**Description of the task:** Provide the number of lines in the records that hold the string "name", without any other words.

**Given records:**
*** Begin section ***

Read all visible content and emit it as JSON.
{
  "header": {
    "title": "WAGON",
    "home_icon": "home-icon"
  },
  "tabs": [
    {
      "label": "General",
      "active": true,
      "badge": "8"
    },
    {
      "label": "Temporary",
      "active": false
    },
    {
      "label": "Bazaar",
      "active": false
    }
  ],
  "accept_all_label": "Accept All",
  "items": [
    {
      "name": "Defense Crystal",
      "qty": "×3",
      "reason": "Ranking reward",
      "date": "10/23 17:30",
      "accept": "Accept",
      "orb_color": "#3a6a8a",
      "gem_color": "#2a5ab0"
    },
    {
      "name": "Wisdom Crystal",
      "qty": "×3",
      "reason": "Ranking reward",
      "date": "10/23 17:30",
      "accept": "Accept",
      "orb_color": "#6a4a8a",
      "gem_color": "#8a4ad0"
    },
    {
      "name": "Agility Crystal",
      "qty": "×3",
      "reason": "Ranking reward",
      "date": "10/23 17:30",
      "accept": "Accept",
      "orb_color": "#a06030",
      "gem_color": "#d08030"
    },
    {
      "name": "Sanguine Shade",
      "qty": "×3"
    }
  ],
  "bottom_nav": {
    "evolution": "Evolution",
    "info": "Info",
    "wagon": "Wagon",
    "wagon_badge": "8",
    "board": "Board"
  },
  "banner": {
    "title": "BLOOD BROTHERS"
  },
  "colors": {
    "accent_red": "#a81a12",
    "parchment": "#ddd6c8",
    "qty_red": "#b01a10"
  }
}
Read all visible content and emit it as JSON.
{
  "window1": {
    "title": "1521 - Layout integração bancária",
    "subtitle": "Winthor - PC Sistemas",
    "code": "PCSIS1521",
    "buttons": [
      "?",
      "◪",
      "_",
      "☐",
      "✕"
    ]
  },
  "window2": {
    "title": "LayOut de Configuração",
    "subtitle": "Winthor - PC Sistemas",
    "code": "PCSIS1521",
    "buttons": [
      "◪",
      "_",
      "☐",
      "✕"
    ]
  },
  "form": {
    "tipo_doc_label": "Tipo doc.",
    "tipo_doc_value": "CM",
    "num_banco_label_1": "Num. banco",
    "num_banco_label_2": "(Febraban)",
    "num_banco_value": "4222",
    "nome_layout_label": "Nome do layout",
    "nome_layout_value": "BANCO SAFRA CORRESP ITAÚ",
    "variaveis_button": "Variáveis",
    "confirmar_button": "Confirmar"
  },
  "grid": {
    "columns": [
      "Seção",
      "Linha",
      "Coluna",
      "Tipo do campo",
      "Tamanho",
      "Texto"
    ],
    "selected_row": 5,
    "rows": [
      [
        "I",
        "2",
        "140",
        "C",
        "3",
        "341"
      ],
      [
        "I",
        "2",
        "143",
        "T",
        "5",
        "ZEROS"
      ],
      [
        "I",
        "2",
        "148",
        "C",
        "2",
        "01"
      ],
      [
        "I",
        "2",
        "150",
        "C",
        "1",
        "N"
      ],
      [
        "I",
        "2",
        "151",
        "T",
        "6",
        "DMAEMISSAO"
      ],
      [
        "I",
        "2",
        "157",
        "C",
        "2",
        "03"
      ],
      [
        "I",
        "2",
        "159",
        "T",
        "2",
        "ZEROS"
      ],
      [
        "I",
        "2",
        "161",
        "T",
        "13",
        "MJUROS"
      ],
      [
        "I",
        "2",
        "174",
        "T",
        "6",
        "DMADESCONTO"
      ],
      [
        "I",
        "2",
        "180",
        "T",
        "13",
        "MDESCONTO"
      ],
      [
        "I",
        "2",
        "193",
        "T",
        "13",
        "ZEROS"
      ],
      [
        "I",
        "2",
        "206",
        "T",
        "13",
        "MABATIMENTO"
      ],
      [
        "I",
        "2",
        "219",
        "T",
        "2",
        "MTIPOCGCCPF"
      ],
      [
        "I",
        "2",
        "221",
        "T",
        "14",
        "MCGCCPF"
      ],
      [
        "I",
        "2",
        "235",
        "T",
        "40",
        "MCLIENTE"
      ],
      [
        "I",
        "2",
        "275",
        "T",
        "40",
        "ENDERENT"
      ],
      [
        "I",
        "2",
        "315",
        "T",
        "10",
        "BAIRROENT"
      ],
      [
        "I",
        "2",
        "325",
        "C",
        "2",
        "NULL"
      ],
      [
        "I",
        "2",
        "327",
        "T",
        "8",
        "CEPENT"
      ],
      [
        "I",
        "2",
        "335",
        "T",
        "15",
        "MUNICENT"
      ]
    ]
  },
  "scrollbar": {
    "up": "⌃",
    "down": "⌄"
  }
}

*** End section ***

**Solution below:** 4